Dockless systems, for all the complaints that they’re unruly or disorderly, can work if properly regulated. According to an Institute for Transportation and Development Policy (ITDP) report that analyzed both station-based and dockless bike systems, dockless bikeshare isn’t always the “disruptor” people make it out to be.

“The best transit innovations—especially those that are privately operated—offer riders convenient, affordable options for getting where they need to go,” the report reads. “Local governments that have viewed dockless bikeshare as an extension of their transit systems and introduced some form of regulation have seen ridership flourish as a result.”

Cities have a chance to do the same with the current influx of scooters and dockless systems and invest in more car-free travel lanes while regulating curb access.

Many companies seem at least willing to work with cities toward these goals. Uber, Lyft, and many dockless bike companies signed a Livable Cities Pledge, promising to support the shared and efficient use of “vehicles, lanes, curbed, and land,” as well as push for open data and fair user fees. Bird promoted a Save Our Sidewalks pledge that even suggested the companies should pay a per-vehicle fee to fund infrastructure improvements, and after the recent Santa Monica vote, Lime spokeswoman Mary Caroline Pruitt said the company remains “committed to partnering together to promote safe riding, proper parking etiquette, and accessible sidewalks.” A recent app redesign from Lyft seeks to promote shared rides, and the company’s new goal to have shared rides account for half of all trips on the platform by 2020.

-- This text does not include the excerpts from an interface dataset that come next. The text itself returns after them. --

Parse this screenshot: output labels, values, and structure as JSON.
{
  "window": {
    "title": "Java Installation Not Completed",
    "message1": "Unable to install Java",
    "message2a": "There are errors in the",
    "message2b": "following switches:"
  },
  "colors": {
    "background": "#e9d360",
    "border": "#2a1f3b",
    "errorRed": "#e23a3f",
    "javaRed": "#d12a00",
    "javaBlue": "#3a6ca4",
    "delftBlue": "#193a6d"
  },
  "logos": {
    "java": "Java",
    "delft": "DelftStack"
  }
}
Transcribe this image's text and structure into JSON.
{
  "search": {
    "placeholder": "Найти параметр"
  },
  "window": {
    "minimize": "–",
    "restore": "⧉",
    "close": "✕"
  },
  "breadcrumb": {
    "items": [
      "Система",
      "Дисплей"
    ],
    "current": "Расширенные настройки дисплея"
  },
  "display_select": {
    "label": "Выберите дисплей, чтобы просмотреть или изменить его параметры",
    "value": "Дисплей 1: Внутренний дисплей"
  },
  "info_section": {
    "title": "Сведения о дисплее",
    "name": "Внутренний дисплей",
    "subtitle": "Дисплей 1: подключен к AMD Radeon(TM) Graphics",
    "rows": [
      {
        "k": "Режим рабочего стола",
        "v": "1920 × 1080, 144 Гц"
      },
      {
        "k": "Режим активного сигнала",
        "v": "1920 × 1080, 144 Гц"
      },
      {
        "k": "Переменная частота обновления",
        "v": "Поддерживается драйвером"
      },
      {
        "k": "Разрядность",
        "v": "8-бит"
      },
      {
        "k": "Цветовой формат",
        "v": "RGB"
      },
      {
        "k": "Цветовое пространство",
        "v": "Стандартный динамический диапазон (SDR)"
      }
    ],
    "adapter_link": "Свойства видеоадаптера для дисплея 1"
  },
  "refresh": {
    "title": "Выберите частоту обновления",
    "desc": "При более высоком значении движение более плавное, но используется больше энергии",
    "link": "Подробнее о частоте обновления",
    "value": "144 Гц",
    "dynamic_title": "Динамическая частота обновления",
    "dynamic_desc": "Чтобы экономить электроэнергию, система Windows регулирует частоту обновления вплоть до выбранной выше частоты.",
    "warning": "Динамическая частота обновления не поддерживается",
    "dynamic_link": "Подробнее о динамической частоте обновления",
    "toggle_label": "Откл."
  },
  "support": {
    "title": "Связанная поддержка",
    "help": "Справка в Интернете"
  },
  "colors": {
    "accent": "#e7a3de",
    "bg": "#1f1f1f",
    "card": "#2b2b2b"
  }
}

These pledges and plans move in the right direction. But cities shouldn’t wait for transit companies. As urban mobility continues to rapidly evolve, it’s an asset that should be firmly in public hands, and used for the public good.